The small rectangle of trees, brick, and benches is city-owned and project architect Dan Nepp said the team would like to redesign it to make sure it "doesn't feel shoehorned up against the building." Nepp added that the team was considering adding murals or mosaics to the building walls around the park.
"If you leave it as-is, it will be left as a reminder of a nasty neighborhood fight," said Planning Commissioner Theodore Tucker.
However, Tucker and other commissioners told Dwyer's design team that the park's final design needed to appear open.
"It can't look like it's taking public land and bringing it into a private development," Tucker said.
Landscape architect Patrick Sarver, in charge of the park's design for Dwyer's team, told Patch he would be seeking community input on the design before a final proposal is submitted to the city. Sarver said he will be holding discussion and feedback sessions at the park itself on Tuesday July 24 at 6 p.m. and Wednesday Aug 1 at 6 p.m.
"We wanted to get all our ducks in a row" with Minneapolis officials, Sarver told Patch. "And now, boom, all doors are open. Let's have as much discussion as possible about how the park can be a successful park of the building."
"Until we get a chance to involve the neighborhood," Sarver added, "we don't want to presume we've got the perfect design for the pocket park."
Sarver said anyone wishing to discuss the park design outside the two planned sessions should contact him at psarver@CivilSiteGroup.com or 953-250-2003.
The 4250 Upton project is not impacted by put in place by the Minneapolis City Council after it shot down Dwyer's earlier, larger plans for the site, as the current proposal fits within current zoning limits. Some residents, including core opponents of the earlier Linden Corner project, have criticized Dwyer for going ahead with his project before the year-long small area plan process is completed.

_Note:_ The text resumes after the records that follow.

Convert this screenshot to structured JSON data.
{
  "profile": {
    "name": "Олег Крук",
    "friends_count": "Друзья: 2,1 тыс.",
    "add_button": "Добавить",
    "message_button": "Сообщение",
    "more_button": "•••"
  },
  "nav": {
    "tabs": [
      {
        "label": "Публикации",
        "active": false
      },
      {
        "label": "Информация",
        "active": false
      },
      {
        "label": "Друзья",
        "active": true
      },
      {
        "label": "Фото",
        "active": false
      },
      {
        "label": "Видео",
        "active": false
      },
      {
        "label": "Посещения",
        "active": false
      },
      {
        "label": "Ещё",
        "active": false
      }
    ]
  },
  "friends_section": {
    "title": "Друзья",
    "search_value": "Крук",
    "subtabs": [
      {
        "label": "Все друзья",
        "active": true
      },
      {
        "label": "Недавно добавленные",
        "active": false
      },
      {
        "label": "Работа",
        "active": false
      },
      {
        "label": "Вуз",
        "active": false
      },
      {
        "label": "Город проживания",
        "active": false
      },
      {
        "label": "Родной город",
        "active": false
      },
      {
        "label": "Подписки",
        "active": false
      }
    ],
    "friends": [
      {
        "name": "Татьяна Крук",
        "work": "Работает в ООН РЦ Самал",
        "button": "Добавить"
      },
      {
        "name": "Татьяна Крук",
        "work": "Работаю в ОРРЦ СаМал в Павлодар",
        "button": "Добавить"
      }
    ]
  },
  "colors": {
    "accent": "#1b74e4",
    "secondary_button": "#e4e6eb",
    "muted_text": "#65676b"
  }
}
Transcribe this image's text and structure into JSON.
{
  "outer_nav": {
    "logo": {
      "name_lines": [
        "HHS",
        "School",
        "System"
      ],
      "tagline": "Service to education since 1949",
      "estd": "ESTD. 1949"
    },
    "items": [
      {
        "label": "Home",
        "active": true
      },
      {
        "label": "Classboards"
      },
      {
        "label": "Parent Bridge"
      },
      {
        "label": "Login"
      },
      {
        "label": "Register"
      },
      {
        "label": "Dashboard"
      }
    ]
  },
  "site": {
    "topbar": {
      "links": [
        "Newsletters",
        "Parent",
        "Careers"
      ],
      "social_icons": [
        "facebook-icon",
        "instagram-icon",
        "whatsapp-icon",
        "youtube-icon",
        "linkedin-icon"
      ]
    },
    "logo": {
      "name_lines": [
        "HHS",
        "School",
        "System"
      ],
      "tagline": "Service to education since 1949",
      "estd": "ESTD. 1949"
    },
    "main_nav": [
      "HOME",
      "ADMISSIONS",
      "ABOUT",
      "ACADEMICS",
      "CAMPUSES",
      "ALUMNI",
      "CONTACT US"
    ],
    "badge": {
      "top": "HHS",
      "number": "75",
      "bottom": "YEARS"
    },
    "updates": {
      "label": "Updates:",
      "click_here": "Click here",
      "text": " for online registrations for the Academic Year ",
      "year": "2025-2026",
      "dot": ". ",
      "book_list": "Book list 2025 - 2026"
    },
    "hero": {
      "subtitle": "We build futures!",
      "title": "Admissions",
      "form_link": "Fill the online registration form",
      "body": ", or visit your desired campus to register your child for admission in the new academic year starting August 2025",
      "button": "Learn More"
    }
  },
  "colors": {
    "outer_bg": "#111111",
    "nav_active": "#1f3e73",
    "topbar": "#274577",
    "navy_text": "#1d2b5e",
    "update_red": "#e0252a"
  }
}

Dwyer will be presenting the full design to Linden Hills residents at the monthly Linden Hills Neighborhood Council meeting on August 14.